Looking ahead, Russell talks of pro basketball's playoffs
| Los Angeles
When that high cackle of laughter comes tumbling out of your TV set during a National Basketball Association Game of the Week, its voice box can belong to only one man, William Felton Russell, the CBS color commentator and analyst.
The Boston Celtics won 11 world championships in 13 years when Russell was their starting center. His reserve tank often allowed Coach Red Auerbach the luxury of playing him 48 minutes a game night after night.
If anyone knows what it takes to win in the NBA playoffs it's Russell. When he speaks about the NBA's ''second season,'' as he agreed to do with me recently , people listen. So with an eye toward the start of the playoffs two months hence, Russell launched forth.
''The thing most people don't understand about the playoffs is that they are nothing like the regular season,'' Bill explained. ''During the regular season you almost never play the same team twice in a row. One game follows another so quickly on the schedule that there is no time to get ready for each new opponent. You fly into a city; you play the game that night; and then you fly out again. In between you get whatever sleep you can.
''What a best-of-five or best-of-seven playoff series does for a team is give it the chance to concentrate on its opponent. You sit down together and you really probe the strengths and the weaknesses of the team you are going to be involved with for the next eight or ten days. You take apart everything pertaining to their offense and defense.
''Of course the big thing in the playoffs is defense. If you can get teammates to play the tough defense who weren't that interested in doing so before, then you most likely can greatly increase your chances of winning a short series. It also helps if you throw in a modified zone defense, because of what this can do to your opponents psychologically.''
Russell says that even though a team may win its division title, thus assuring itself of the extra home game in the playoffs, there is no guarantee that this will help every time.

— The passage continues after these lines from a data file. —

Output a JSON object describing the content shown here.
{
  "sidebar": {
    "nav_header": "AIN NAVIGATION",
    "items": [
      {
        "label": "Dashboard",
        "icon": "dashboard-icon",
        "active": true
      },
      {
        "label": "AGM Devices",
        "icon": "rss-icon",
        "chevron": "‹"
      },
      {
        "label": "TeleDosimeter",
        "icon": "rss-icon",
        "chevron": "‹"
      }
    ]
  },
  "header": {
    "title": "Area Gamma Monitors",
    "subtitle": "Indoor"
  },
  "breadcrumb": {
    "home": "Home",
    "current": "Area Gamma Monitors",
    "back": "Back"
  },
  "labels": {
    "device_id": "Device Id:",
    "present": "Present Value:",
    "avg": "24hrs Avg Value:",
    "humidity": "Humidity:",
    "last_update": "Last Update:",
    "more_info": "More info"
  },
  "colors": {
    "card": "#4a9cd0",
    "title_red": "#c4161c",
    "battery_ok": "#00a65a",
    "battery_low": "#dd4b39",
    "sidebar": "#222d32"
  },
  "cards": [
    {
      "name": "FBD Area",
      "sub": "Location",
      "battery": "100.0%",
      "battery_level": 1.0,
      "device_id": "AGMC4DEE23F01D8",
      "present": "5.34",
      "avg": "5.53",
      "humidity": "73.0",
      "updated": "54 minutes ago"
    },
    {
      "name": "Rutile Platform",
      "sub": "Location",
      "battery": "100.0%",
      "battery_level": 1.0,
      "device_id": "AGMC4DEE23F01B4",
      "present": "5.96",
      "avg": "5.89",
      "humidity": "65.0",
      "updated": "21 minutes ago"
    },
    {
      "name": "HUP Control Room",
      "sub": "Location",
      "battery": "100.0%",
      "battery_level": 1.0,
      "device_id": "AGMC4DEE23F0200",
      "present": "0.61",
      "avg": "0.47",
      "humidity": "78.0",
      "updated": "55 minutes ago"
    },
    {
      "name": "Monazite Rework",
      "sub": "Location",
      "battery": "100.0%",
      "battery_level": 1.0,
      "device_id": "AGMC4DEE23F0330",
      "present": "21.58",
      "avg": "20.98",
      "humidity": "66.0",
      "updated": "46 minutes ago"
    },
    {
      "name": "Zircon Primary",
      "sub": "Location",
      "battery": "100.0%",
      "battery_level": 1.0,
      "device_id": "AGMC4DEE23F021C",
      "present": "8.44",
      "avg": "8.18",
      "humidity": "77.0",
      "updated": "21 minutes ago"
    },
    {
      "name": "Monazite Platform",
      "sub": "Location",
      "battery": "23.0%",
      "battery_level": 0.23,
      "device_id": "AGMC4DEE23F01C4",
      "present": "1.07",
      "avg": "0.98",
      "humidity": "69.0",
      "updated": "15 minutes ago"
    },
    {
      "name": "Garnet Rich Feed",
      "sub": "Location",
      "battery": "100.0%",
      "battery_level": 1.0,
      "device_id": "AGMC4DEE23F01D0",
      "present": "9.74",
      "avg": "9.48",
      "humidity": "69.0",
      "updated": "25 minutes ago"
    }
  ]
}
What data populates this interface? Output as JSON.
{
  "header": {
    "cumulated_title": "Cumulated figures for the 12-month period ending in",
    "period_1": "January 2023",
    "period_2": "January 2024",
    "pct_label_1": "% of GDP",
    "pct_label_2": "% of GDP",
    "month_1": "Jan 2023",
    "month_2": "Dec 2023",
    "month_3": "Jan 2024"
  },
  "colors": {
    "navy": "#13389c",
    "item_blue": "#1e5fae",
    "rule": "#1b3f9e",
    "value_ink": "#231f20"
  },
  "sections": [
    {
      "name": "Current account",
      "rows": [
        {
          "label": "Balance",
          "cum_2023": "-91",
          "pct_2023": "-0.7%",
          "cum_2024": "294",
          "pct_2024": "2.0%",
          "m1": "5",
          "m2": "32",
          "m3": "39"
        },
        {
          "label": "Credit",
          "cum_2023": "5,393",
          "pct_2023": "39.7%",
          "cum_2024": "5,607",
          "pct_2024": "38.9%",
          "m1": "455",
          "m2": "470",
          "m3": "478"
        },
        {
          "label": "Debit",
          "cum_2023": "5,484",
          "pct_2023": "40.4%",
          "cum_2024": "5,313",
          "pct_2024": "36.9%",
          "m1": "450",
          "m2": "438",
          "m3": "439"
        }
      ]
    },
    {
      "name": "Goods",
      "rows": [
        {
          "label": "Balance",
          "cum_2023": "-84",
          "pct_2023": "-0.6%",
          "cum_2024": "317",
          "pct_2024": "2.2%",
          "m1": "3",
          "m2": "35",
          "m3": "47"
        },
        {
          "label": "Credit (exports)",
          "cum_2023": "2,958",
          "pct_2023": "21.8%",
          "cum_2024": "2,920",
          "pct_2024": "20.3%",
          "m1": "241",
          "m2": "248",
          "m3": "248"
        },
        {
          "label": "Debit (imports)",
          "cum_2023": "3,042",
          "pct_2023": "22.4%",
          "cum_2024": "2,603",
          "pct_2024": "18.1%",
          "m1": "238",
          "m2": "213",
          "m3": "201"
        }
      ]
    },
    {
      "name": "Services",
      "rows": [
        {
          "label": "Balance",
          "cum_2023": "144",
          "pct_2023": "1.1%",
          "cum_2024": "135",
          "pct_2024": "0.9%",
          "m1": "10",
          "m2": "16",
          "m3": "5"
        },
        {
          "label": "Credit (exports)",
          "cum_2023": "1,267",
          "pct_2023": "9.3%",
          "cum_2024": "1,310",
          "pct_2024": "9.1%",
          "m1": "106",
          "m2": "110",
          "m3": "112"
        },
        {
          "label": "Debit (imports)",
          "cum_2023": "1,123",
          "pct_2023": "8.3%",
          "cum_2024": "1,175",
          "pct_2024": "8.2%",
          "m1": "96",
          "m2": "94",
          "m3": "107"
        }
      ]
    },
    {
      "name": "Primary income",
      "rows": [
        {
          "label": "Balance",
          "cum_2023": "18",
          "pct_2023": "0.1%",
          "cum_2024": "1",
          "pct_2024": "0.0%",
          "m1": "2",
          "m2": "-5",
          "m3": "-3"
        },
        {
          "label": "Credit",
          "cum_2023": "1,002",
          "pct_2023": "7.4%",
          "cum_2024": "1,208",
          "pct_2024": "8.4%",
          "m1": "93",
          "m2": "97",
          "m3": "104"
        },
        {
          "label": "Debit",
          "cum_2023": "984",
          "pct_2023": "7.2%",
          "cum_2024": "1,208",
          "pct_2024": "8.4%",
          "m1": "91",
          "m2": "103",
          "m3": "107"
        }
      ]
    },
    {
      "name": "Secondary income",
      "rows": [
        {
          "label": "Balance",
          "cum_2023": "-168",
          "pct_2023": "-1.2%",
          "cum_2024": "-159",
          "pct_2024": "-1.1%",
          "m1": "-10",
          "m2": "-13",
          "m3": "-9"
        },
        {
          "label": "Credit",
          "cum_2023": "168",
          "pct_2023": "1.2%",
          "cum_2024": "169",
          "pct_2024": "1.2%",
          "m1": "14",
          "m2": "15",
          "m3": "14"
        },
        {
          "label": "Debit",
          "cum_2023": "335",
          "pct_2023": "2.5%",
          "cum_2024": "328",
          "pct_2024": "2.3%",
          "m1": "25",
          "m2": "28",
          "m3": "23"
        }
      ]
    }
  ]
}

''Take last season, for example,'' Bill told me. ''Boston was a better team than Philadelphia, yet the 76ers were able to win a deciding seventh game on the Celtics' home court, because they were better prepared. It can happen sometimes.
''This year Philadelphia, with the addition of center Moses Malone, has dominated everybody it's played,'' he added. ''Teams can't just concentrate on doing a good job against Malone, because they've also got to stop Julius Erving, Andrew Toney, and Maurice Cheeks, which is a hard thing to do.
''But let me tell you something. The 76ers might not beat the Celtics this time if Boston gets serious about the playoffs, concentrates well, and plays Philadelphia real tight defensively. It's not something you can predict, but under certain conditions it could happen.''
Russell claims that Boston, despite its fine record, is still not a settled ball club.
''I look at the Celtics and the first thing I notice is that Coach Bill Fitch is still experimenting with the starting forward position opposite Larry Bird,'' Bill said. ''Sometimes it's Cedric Maxwell and sometimes it's Kevin McHale, and what happens when Scott Wedman, who Boston recently got from Cleveland, learns the Celtics' sytem? One of the problems with having so much talent is that often the coach can't find the minutes to take advantage of it.
''The same thing is true of the Celtic backcourt,'' he continued. ''Tiny Archibald, Quinn Buckner, Danny Ainge, and Charles Bradley have all started, although I know that some of that was because of injuries. I'm not criticizing Fitch for this, because part of a coach's job is to experiment. But there comes a time in the season when you have to decide on a regular lineup and stay with it, or you don't get anywhere. For the Celtics, that time is just about now.''
Russell isn't sure what team might be the toughest problem for the defending champion Los Angeles Lakers in the Western Conference playoffs. But he likes the trade that recently sent Cleveland's seven-foot center James Edwards to the Phoenix Suns.
''There are better pivotmen in the West than Edwards, but any time you take a pretty good player out of a losing situation like the one in Cleveland and put him on a winning team like Phoenix, you've created a plus situation,'' Russell said. ''Edwards can shoot and he can block shots, and, in my opinion, he's the first true center the Suns have ever had. Bringing in someone like that at this time can only have a positive effect on his teammates, especially with so much of the regular season left. With forwards Maurice Lucas, who is 6-9, on one side of James, and Alvan Adams, who is also 6-9, on the other side, the Suns should be able to handle almost any opponent on the boards.''
As for Russell himself, the $10,000 worth of electric trains that he bought during his early years in Boston are currently in storage. However, he still owns a 1,500-acre rubber plantation in Liberia, although the price of rubber is so low that it is not a profitable venture for him right now.
And of course he still has his kettle-drum laugh - the one that Auerbach says nearly drove him out of basketball when he had to listen to it rattling around the rafters of Boston Garden at every Celtics' practice.